The ANDA also will not be approved until any non-patent exclusivity, such as exclusivity for obtaining approval of a new chemical entity, listed in the Orange Book for the referenced product has expired. Federal law provides a period of five years following approval of a drug containing no
previously approved active ingredients, during which ANDAs for generic versions of those drugs cannot be submitted unless the submission contains a Paragraph IV challenge to a listed patent, in which case the submission may be made four years following the original product approval. Federal law
provides for a period of three years of exclusivity following approval of a listed drug that contains previously approved active ingredients but is approved in a new dosage form, route of administration or combination, or for a new use, the approval of which was required to be supported by new clinical
trials conducted by or for the sponsor, during which FDA cannot grant effective approval of an ANDA based on that listed drug.
Section 505(b)(2) New Drug Applications
Most drug products obtain FDA marketing approval pursuant to an NDA or an ANDA. A third alternative is a special type of NDA, commonly referred to as a Section 505(b)(2) NDA, which enables the applicant to rely, in part, on the safety and efficacy data of an existing product, or published
literature, in support of its application.
505(b)(2) NDAs often provide an alternate path to FDA approval for new or improved formulations or new uses of previously approved products. Section 505(b)(2) permits the filing of an NDA where at least some of the information required for approval comes from studies not conducted by or for
the applicant and for which the applicant has not obtained a right of reference. The applicant may rely upon certain preclinical or clinical studies conducted for an approved product. The FDA may also require companies to perform additional studies or measurements to support the change from the
approved product. The FDA may then approve the new product candidate for all or some of the label indications for which the referenced product has been approved, as well as for any new indication sought by the Section 505(b)(2) applicant.

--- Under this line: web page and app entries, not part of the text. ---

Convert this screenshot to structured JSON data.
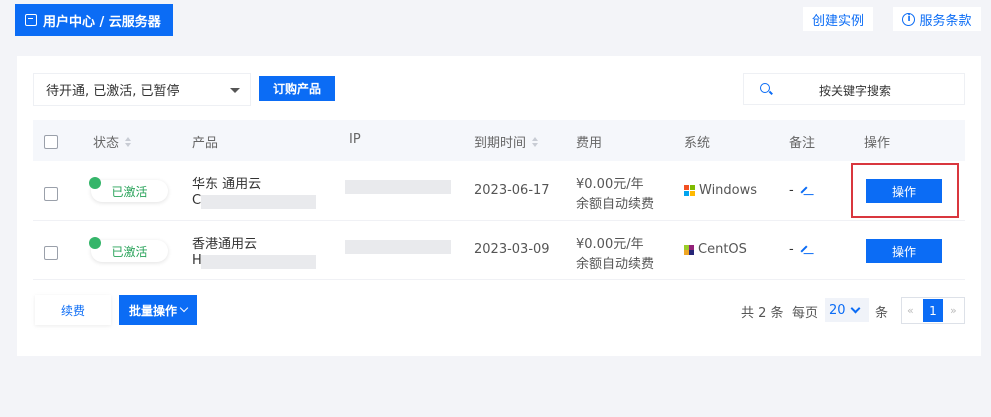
{
  "header": {
    "breadcrumb": "用户中心 / 云服务器",
    "create_instance": "创建实例",
    "terms": "服务条款"
  },
  "toolbar": {
    "filter_value": "待开通, 已激活, 已暂停",
    "order_button": "订购产品",
    "search_placeholder": "按关键字搜索"
  },
  "table": {
    "headers": {
      "status": "状态",
      "product": "产品",
      "ip": "IP",
      "expire": "到期时间",
      "fee": "费用",
      "system": "系统",
      "note": "备注",
      "action": "操作"
    },
    "rows": [
      {
        "status": "已激活",
        "product": "华东 通用云",
        "product_sub": "C",
        "expire": "2023-06-17",
        "fee": "¥0.00元/年",
        "fee_note": "余额自动续费",
        "system": "Windows",
        "note": "-",
        "action": "操作"
      },
      {
        "status": "已激活",
        "product": "香港通用云",
        "product_sub": "H",
        "expire": "2023-03-09",
        "fee": "¥0.00元/年",
        "fee_note": "余额自动续费",
        "system": "CentOS",
        "note": "-",
        "action": "操作"
      }
    ]
  },
  "footer": {
    "renew_button": "续费",
    "batch_button": "批量操作",
    "total_text": "共 2 条",
    "per_page_label": "每页",
    "per_page_value": "20",
    "per_page_unit": "条",
    "prev": "«",
    "current_page": "1",
    "next": "»"
  },
  "colors": {
    "primary": "#0b6cf5",
    "success": "#35b56a",
    "highlight": "#d9363e"
  }
}
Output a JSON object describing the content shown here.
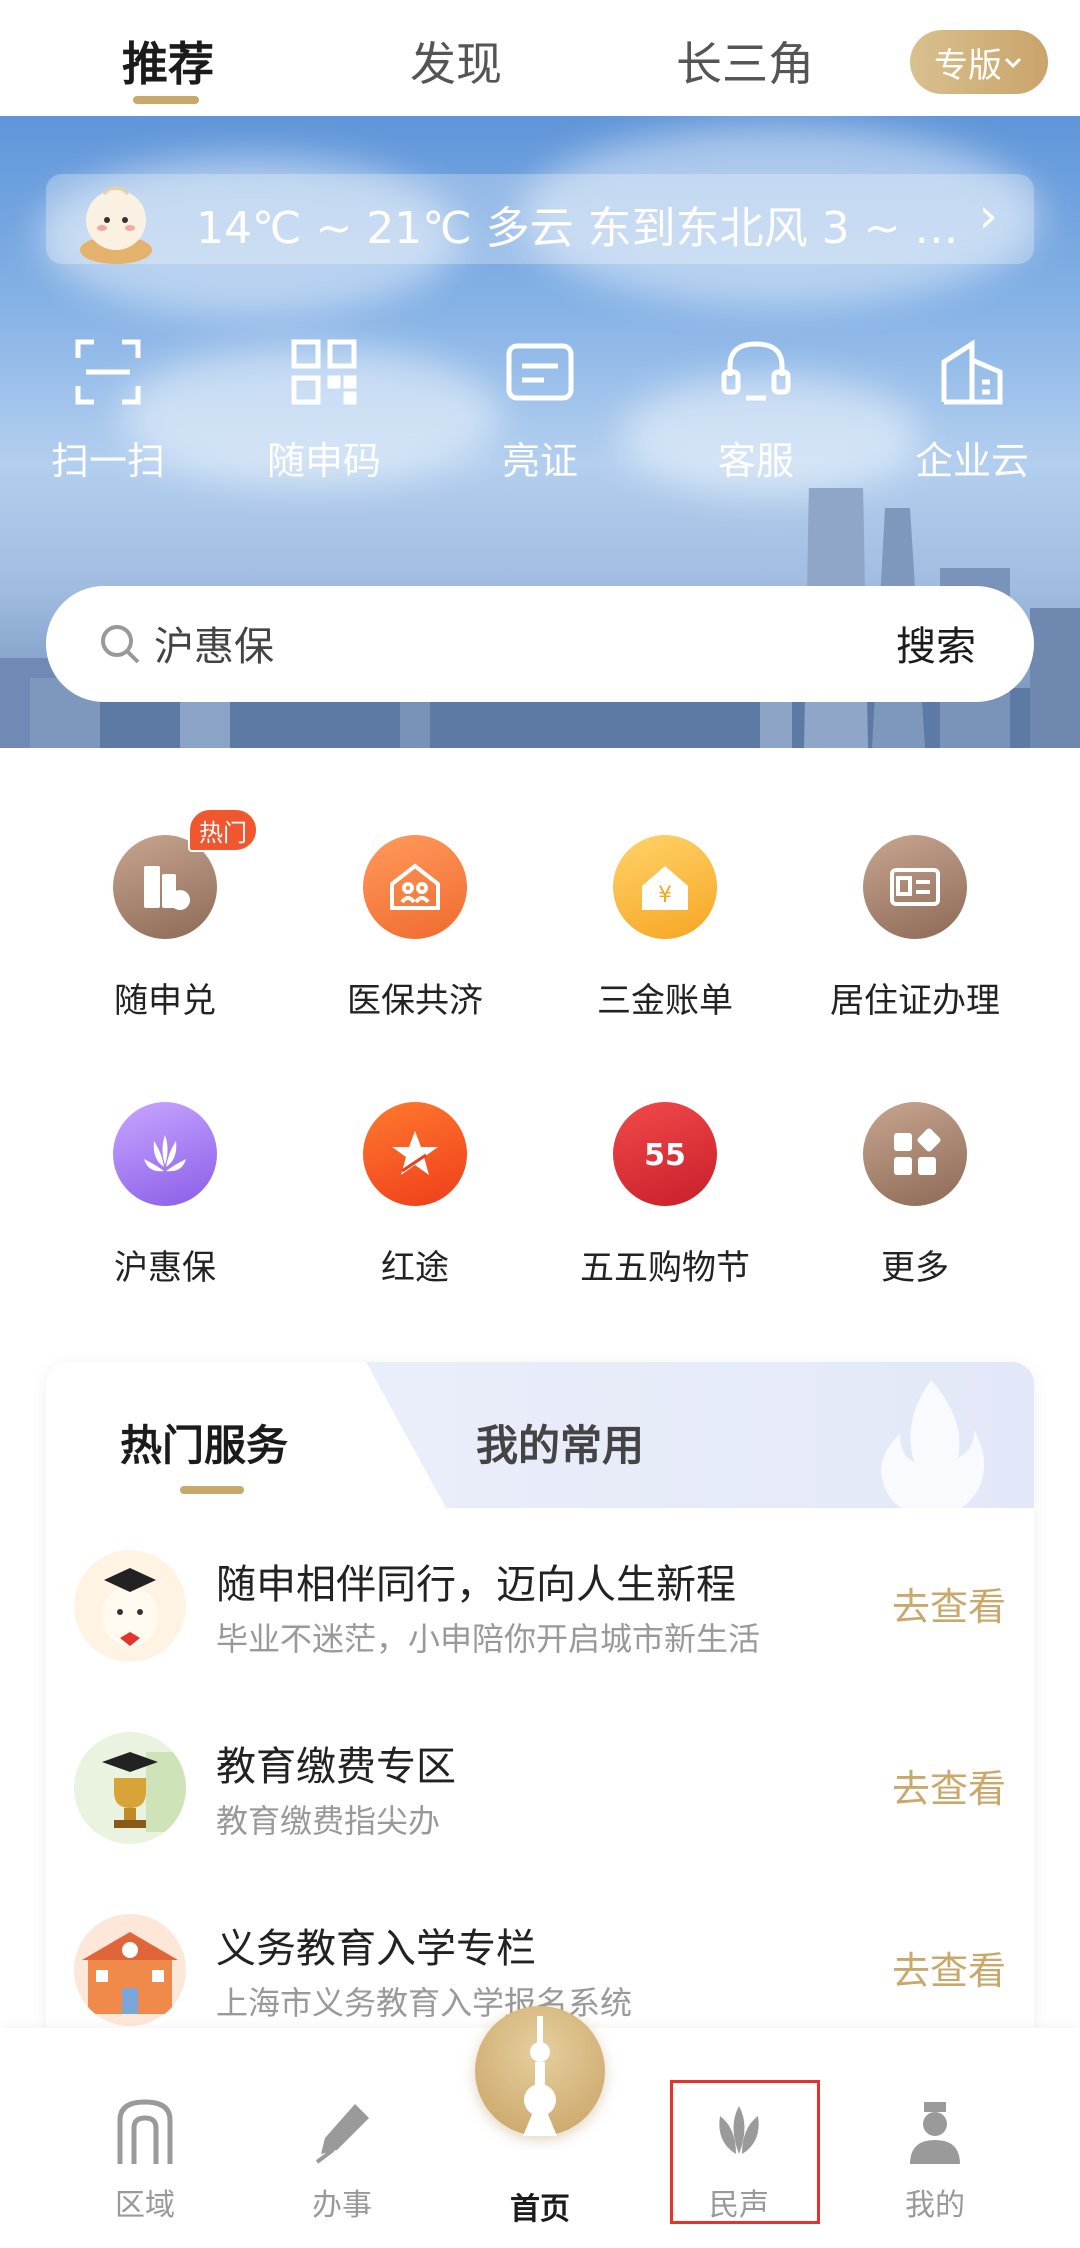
{
  "top_tabs": {
    "recommend": "推荐",
    "discover": "发现",
    "yangtze": "长三角",
    "edition": "专版"
  },
  "weather": {
    "text": "14℃ ~ 21℃  多云  东到东北风  3 ~ …"
  },
  "quick_actions": [
    {
      "label": "扫一扫",
      "icon": "scan-icon"
    },
    {
      "label": "随申码",
      "icon": "qrcode-icon"
    },
    {
      "label": "亮证",
      "icon": "id-card-icon"
    },
    {
      "label": "客服",
      "icon": "headset-icon"
    },
    {
      "label": "企业云",
      "icon": "building-icon"
    }
  ],
  "search": {
    "placeholder": "沪惠保",
    "button": "搜索"
  },
  "services": [
    {
      "label": "随申兑",
      "icon": "suishen-dui-icon",
      "badge": "热门"
    },
    {
      "label": "医保共济",
      "icon": "medical-insurance-icon"
    },
    {
      "label": "三金账单",
      "icon": "fund-bill-icon"
    },
    {
      "label": "居住证办理",
      "icon": "residence-permit-icon"
    },
    {
      "label": "沪惠保",
      "icon": "huhuibao-icon"
    },
    {
      "label": "红途",
      "icon": "red-route-icon"
    },
    {
      "label": "五五购物节",
      "icon": "shopping-festival-icon"
    },
    {
      "label": "更多",
      "icon": "more-icon"
    }
  ],
  "card": {
    "tab_hot": "热门服务",
    "tab_mine": "我的常用",
    "items": [
      {
        "title": "随申相伴同行，迈向人生新程",
        "subtitle": "毕业不迷茫，小申陪你开启城市新生活",
        "action": "去查看"
      },
      {
        "title": "教育缴费专区",
        "subtitle": "教育缴费指尖办",
        "action": "去查看"
      },
      {
        "title": "义务教育入学专栏",
        "subtitle": "上海市义务教育入学报名系统",
        "action": "去查看"
      }
    ]
  },
  "bottom_nav": {
    "region": "区域",
    "affairs": "办事",
    "home": "首页",
    "voice": "民声",
    "mine": "我的"
  },
  "colors": {
    "accent_gold": "#c9a86c",
    "hot_red": "#f0572f",
    "highlight": "#e5322d"
  }
}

To the extent that the Section 505(b)(2) applicant is relying on studies conducted for an already approved product, the applicant is required to certify to the FDA concerning any patents listed for the approved product in the Orange Book to the same extent that an ANDA applicant would. Thus,
approval of a 505(b)(2) NDA can be stalled until all the listed patents claiming the referenced product have expired, until any non-patent exclusivity, such as exclusivity for obtaining approval of a new chemical entity, listed in the Orange Book for the referenced product has expired, and, in the case of a
Paragraph IV certification and subsequent patent infringement suit, until the earlier of 30 months, settlement of the lawsuit or a decision in the infringement case that is favorable to the Section 505(b)(2) applicant.
We expect that the majority of our product candidates in development will require the filing of 505(b)(2) NDAs because, although such products contain previously approved chemical entities, we or our licensees may seek to make new claims regarding therapeutic effects or lessened side effects, or
Other Regulatory Requirements
Once an NDA is approved, a product will be subject to certain post-approval requirements. For instance, FDA closely regulates the marketing and promotion of drugs, including standards and regulations for direct-to-consumer advertising, off-label promotion, industry-sponsored scientific and
educational activities and promotional activities involving the internet.
Drugs may be marketed only for the approved indications and in accordance with the provisions of the approved labeling. Changes to some of the conditions established in an approved application, including changes in indications, labeling, or manufacturing processes or facilities, require submission
and FDA approval of a new NDA or NDA supplement before the change can be implemented. An NDA supplement for a new indication typically requires clinical data similar to that in the original